The purifier which runs at 10 gpm (3,600 gal/day) pumps into a 1000 gallon clean water storage tank. The system includes a Helix HD Disk Filter capable of removing particles down to 50 microns, and an Ultrafiltration (UF) membrane filter capable of removing pathogens larger than 0.1 microns. This is effective against all bacteria and some viruses. The heart of the system is the UV light that delivers a dose of UV strong enough to deactivate any virus found in Haiti. The system can also run continuously for 3 days on battery if the sun doesn’t shine. If power to the bulb were to fail, it would affect the lifespan of the bulb necessitating this battery set up. Overall, the water meets clean water standards from both the EPA and NSF.

To avoid the need to replace the UF filter frequently, air and purified water is periodically sent backwards through the filter to clean it through a process called backflush. By incorporating this back flow, the service life of the filtration system is extended to 4-6 years.
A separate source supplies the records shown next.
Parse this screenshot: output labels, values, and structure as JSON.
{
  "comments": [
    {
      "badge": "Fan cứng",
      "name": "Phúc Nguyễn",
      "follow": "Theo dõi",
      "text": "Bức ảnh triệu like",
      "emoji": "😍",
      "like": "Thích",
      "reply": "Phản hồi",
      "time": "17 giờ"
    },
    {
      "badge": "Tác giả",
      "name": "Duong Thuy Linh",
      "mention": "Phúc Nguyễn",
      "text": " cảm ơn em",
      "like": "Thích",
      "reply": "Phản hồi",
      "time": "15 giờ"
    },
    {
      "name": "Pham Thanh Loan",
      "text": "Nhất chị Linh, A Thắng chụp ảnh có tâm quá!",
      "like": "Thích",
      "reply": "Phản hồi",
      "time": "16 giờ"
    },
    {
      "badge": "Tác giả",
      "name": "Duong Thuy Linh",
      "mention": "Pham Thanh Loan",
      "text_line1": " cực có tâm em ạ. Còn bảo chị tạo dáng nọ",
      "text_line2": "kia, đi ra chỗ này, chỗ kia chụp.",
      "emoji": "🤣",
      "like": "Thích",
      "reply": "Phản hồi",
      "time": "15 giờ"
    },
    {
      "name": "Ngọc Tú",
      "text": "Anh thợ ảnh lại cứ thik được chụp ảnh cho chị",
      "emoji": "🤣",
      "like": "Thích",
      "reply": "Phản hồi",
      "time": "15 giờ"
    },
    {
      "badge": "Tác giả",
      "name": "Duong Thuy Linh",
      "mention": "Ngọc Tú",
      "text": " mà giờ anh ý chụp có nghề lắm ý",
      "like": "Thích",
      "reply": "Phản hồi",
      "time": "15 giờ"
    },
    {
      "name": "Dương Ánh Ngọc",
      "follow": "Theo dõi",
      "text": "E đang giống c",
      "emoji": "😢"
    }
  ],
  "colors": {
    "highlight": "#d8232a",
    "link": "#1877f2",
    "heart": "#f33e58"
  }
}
However, it isn’t enough to drop a new technology in an impoverished land and expect change. The Haitians needed to be trained, educated, and empowered to the importance and usage of the technology.

A microbusiness needed to be set up in the area to ensure that REHC would benefit financially from the new system as well as medically. Students like Kyle Fennesy needed to teach the new business owners how the system works, how to troubleshoot it, and how to clean it. Typically this training is done using pictorial diagrams as there is no guarantee that all Haitians who are using the system will speak English. “This ‘Army Jeep’ of water filtration systems makes it very obvious when a system has broken down and what you need to do to fix it. Pumping is open and clear, and the electronics are all high reliability analog devices.  There is no computer to fail.” says Dr. Compere.
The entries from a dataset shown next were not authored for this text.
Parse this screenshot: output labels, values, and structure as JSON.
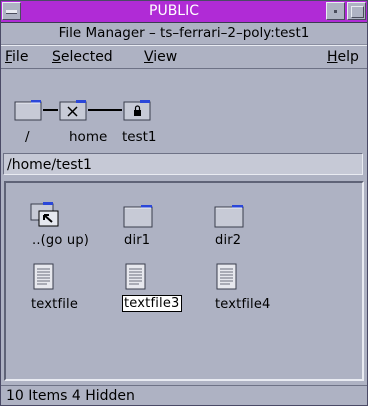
{
  "window": {
    "title": "PUBLIC",
    "subtitle": "File Manager – ts–ferrari–2–poly:test1"
  },
  "menubar": {
    "file": {
      "mnemonic": "F",
      "rest": "ile"
    },
    "selected": {
      "mnemonic": "S",
      "rest": "elected"
    },
    "view": {
      "mnemonic": "V",
      "rest": "iew"
    },
    "help": {
      "mnemonic": "H",
      "rest": "elp"
    }
  },
  "path_icons": [
    {
      "label": "/",
      "icon": "folder-icon"
    },
    {
      "label": "home",
      "icon": "folder-restricted-icon"
    },
    {
      "label": "test1",
      "icon": "folder-locked-icon"
    }
  ],
  "path_field": {
    "value": "/home/test1"
  },
  "files": [
    {
      "label": "..(go up)",
      "icon": "folder-up-icon",
      "selected": false
    },
    {
      "label": "dir1",
      "icon": "folder-icon",
      "selected": false
    },
    {
      "label": "dir2",
      "icon": "folder-icon",
      "selected": false
    },
    {
      "label": "textfile",
      "icon": "text-file-icon",
      "selected": false
    },
    {
      "label": "textfile3",
      "icon": "text-file-icon",
      "selected": true
    },
    {
      "label": "textfile4",
      "icon": "text-file-icon",
      "selected": false
    }
  ],
  "status": {
    "text": "10 Items 4 Hidden"
  },
  "colors": {
    "titlebar": "#b02bd6",
    "window_bg": "#aeb2c3",
    "folder_tab": "#2b47d9"
  }
}
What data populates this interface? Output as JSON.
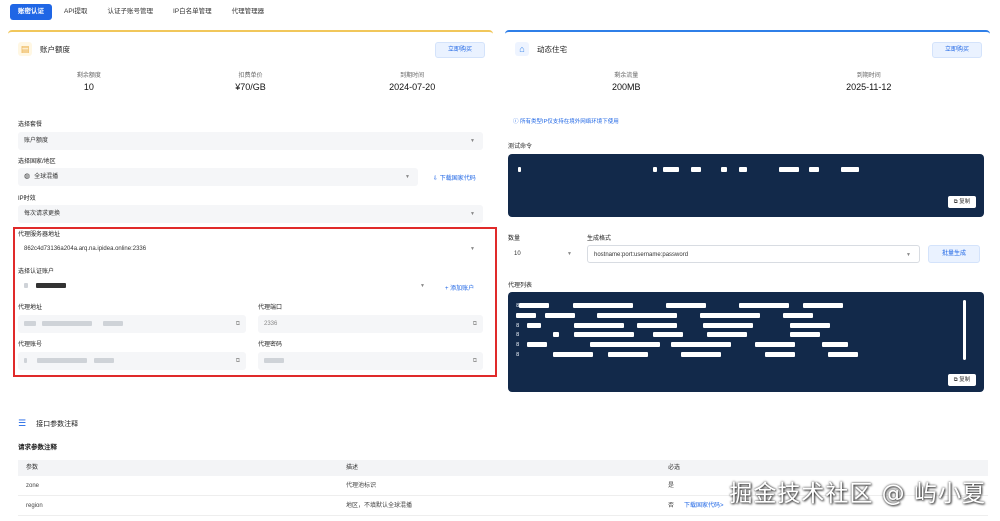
{
  "tabs": [
    "账密认证",
    "API提取",
    "认证子账号管理",
    "IP白名单管理",
    "代理管理器"
  ],
  "left": {
    "title": "账户额度",
    "buy": "立即购买",
    "stats": [
      {
        "label": "剩余额度",
        "value": "10"
      },
      {
        "label": "扣费单价",
        "value": "¥70/GB"
      },
      {
        "label": "到期时间",
        "value": "2024-07-20"
      }
    ],
    "plan_label": "选择套餐",
    "plan_value": "账户额度",
    "region_label": "选择国家/地区",
    "region_value": "全球混播",
    "download_code": "下载国家代码",
    "ip_label": "IP时效",
    "ip_value": "每次请求更换",
    "server_label": "代理服务器地址",
    "server_value": "862c4d73136a204a.arq.na.ipidea.online:2336",
    "auth_label": "选择认证账户",
    "add_account": "添加账户",
    "addr_label": "代理地址",
    "port_label": "代理端口",
    "port_value": "2336",
    "user_label": "代理账号",
    "pass_label": "代理密码"
  },
  "right": {
    "title": "动态住宅",
    "buy": "立即购买",
    "stats": [
      {
        "label": "剩余流量",
        "value": "200MB"
      },
      {
        "label": "到期时间",
        "value": "2025-11-12"
      }
    ],
    "tip": "所有类型IP仅支持在境外网络环境下使用",
    "test_label": "测试命令",
    "copy": "复制",
    "count_label": "数量",
    "count_value": "10",
    "format_label": "生成格式",
    "format_value": "hostname:port:username:password",
    "generate": "批量生成",
    "list_label": "代理列表"
  },
  "params": {
    "title": "接口参数注释",
    "sub": "请求参数注释",
    "headers": [
      "参数",
      "描述",
      "必选"
    ],
    "rows": [
      {
        "name": "zone",
        "desc": "代理池标识",
        "required": "是",
        "extra": ""
      },
      {
        "name": "region",
        "desc": "地区，不填默认全球混播",
        "required": "否",
        "extra": "下载国家代码>"
      }
    ]
  },
  "watermark": "掘金技术社区 @ 屿小夏"
}
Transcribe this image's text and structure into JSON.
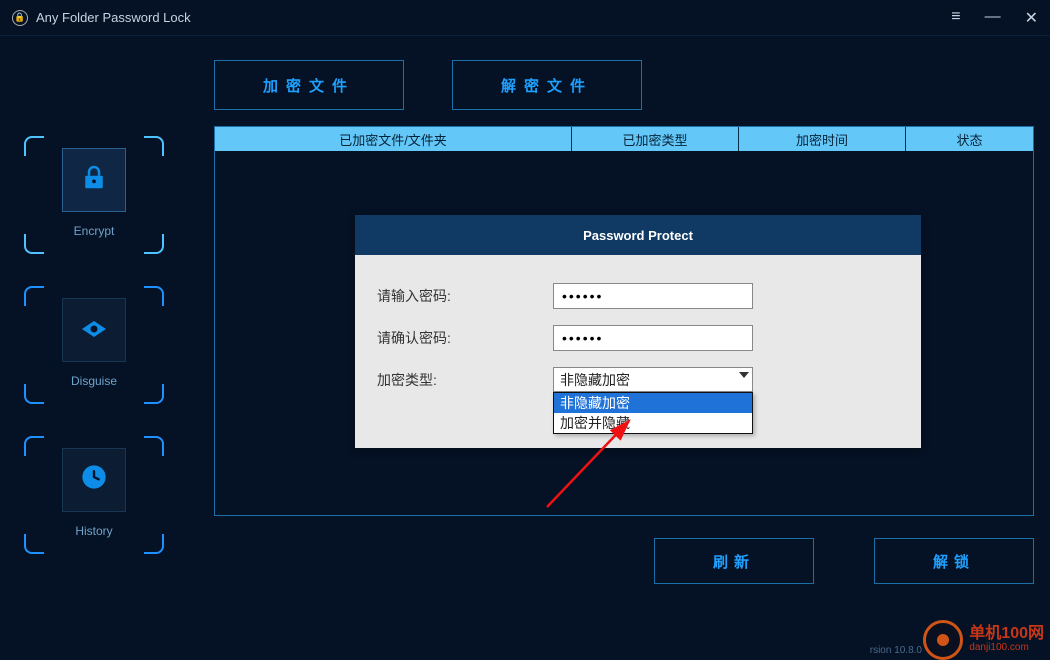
{
  "titlebar": {
    "app_title": "Any Folder Password Lock"
  },
  "sidebar": {
    "items": [
      {
        "label": "Encrypt",
        "icon": "🔒"
      },
      {
        "label": "Disguise",
        "icon": "◉"
      },
      {
        "label": "History",
        "icon": "🕘"
      }
    ]
  },
  "top_tabs": {
    "encrypt_label": "加密文件",
    "decrypt_label": "解密文件"
  },
  "table": {
    "col1": "已加密文件/文件夹",
    "col2": "已加密类型",
    "col3": "加密时间",
    "col4": "状态"
  },
  "modal": {
    "title": "Password Protect",
    "password_label": "请输入密码:",
    "confirm_label": "请确认密码:",
    "type_label": "加密类型:",
    "password_value": "••••••",
    "confirm_value": "••••••",
    "type_selected": "非隐藏加密",
    "options": [
      "非隐藏加密",
      "加密并隐藏"
    ]
  },
  "bottom": {
    "refresh_label": "刷新",
    "unlock_label": "解锁"
  },
  "footer": {
    "version": "rsion 10.8.0",
    "watermark_top": "单机100网",
    "watermark_bottom": "danji100.com"
  }
}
It is easier to design a system using readily accessible diesel power. However, this is an added cost to the microbusiness the students are hoping to create for the orphanage. By utilizing just solar power, the only regular cost is the yearly replacement of the $75 USD UV bulb.  Solar power makes the business viable from a financial standpoint but their current challenge is making the water business culturally acceptable and ensuring the taste of the water is what the locals are used to. There is substantial competition and business growth is an ongoing effort.

For the survival of the microbusiness, it was important that the storefront be culturally appropriate. Dr. Compere notes that “even if someone were to offer you a better cereal outside of your local grocery store at a reduced cost, you would likely walk inside and spend more money on the inferior product. The same is true in Haiti, except their stores will look very different.”
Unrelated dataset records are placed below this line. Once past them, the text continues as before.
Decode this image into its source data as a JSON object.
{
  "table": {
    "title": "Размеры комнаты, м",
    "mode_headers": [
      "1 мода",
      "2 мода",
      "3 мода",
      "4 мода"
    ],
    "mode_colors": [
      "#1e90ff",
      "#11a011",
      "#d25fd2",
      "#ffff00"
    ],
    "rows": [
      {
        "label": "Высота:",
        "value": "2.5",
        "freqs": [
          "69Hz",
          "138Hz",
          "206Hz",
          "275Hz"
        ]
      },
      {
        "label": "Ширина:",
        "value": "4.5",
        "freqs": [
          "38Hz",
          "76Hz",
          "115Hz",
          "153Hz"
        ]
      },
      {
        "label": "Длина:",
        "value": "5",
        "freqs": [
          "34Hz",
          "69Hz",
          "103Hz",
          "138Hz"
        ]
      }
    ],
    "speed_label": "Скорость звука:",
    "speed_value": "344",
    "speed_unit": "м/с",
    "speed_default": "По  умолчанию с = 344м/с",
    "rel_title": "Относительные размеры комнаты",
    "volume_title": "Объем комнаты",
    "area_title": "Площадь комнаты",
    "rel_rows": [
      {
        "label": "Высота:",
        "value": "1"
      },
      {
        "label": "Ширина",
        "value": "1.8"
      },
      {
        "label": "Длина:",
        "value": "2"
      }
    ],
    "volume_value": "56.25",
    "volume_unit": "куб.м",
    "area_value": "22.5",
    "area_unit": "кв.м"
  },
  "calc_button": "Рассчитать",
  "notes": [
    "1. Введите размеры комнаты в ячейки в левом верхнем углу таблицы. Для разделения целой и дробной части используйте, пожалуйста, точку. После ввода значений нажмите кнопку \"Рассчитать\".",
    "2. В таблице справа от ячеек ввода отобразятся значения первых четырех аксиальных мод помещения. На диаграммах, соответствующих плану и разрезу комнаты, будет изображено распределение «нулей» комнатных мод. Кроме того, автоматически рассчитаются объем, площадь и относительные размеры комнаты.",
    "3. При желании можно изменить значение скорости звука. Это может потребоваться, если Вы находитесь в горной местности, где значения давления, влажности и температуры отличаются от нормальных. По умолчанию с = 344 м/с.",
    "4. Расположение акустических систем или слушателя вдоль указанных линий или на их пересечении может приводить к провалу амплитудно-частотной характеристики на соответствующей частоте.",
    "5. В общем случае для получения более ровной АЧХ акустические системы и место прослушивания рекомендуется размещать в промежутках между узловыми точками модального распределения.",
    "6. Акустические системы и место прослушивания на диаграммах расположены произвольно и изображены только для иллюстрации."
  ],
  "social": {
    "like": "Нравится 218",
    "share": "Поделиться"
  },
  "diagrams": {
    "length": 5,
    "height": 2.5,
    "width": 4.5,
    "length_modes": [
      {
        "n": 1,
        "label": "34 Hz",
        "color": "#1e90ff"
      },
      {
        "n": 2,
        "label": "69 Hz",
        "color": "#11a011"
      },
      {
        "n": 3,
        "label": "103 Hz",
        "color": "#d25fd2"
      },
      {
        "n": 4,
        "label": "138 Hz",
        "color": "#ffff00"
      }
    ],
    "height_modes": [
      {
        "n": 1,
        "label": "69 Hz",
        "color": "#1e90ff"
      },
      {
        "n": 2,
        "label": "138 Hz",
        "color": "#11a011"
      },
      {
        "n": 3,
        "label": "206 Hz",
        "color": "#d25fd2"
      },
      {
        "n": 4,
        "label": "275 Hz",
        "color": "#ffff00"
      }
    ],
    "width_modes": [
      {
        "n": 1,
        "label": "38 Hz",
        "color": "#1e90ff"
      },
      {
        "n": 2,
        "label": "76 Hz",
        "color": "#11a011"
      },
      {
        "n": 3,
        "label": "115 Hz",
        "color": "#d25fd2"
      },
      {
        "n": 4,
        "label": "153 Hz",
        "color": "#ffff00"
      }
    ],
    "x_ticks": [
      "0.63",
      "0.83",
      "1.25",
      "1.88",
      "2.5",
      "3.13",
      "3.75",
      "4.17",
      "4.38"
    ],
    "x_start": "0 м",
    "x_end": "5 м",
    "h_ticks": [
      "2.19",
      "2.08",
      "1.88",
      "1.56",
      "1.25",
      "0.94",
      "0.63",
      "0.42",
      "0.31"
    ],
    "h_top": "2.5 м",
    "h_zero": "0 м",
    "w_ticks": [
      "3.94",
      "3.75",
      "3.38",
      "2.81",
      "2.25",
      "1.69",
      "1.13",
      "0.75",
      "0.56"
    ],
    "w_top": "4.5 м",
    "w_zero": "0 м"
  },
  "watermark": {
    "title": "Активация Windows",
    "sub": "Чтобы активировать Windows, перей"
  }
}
  In the first world, we barely think twice about sanitation. It is drilled into us at a young age to wash our hands and what water is safe to drink. However, in developing nations this is not always the case. Here, Bjorg Olafs is arming Haitian children with the knowledge they need to protect themselves from illness. “The 20 minute long Water, Sanitation, and Hygiene (WASH) programs were just as important if not more important than all the time it took to get the purifier going” says Dr. Compere. “The children may not know that washing themselves where animals defecate could get them sick. Now they do. It is about helping on the full spectrum.”

When asked about the recent events in the Philippines, the team stated that their project unfortunately is not equipped for rescue situations. However, they are working with other groups and keeping an eye on the situation. They have started a company, AquaSolve Ventures, LLC, that is producing portable solar water purification backpacks that can purify at 3 gallons/minute for just such a disaster.

Project Haiti is always looking for donations to fund their $39,000, 8 day trips to Haiti. They have successfully installed a water purification system in each of their four trips. They also like to keep their supporters updated via facebook.